Take every line from the listing below that includes "author" and copy it.

---

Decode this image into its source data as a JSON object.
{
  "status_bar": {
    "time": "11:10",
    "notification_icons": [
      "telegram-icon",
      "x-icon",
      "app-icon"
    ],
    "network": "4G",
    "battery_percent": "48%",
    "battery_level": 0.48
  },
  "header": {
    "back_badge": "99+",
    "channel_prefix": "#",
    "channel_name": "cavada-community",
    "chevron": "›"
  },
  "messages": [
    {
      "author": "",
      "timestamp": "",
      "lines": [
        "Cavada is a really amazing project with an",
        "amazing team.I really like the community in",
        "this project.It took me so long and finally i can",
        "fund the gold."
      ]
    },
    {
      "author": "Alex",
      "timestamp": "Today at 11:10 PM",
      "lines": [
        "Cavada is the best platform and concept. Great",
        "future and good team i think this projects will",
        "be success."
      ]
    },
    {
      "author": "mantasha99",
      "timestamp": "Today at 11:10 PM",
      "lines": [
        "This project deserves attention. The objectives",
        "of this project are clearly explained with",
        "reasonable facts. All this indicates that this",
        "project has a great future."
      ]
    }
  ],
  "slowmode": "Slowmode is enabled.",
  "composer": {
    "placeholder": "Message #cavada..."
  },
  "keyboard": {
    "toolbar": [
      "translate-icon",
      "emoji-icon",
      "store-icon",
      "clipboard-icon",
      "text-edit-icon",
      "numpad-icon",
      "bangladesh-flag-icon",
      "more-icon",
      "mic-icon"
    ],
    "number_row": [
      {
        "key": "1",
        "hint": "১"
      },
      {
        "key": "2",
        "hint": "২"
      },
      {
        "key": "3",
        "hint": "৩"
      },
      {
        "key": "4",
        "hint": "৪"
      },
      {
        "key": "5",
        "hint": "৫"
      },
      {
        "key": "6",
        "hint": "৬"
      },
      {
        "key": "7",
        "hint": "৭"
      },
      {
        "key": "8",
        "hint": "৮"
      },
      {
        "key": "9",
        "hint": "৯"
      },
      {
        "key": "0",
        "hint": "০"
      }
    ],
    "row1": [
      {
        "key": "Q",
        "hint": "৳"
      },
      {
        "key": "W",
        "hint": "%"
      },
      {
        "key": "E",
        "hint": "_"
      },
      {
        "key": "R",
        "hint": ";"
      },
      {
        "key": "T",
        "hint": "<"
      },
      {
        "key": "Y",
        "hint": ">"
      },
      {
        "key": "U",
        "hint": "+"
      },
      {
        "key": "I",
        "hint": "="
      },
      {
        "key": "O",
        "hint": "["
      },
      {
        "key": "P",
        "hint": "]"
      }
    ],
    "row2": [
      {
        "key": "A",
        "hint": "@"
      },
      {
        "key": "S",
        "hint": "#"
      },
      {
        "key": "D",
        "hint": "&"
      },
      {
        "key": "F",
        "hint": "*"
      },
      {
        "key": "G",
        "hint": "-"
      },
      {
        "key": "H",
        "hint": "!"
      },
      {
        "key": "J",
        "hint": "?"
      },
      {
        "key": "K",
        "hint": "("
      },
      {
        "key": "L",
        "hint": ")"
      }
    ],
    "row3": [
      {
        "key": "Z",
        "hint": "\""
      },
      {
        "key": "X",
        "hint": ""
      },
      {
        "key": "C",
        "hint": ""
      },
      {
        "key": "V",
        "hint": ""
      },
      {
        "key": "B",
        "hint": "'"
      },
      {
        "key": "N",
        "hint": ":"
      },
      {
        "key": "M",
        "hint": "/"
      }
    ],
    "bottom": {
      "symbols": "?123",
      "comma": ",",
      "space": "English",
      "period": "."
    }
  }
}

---

> Solution to the problem
      "author": "",
      "author": "Alex",
      "author": "mantasha99",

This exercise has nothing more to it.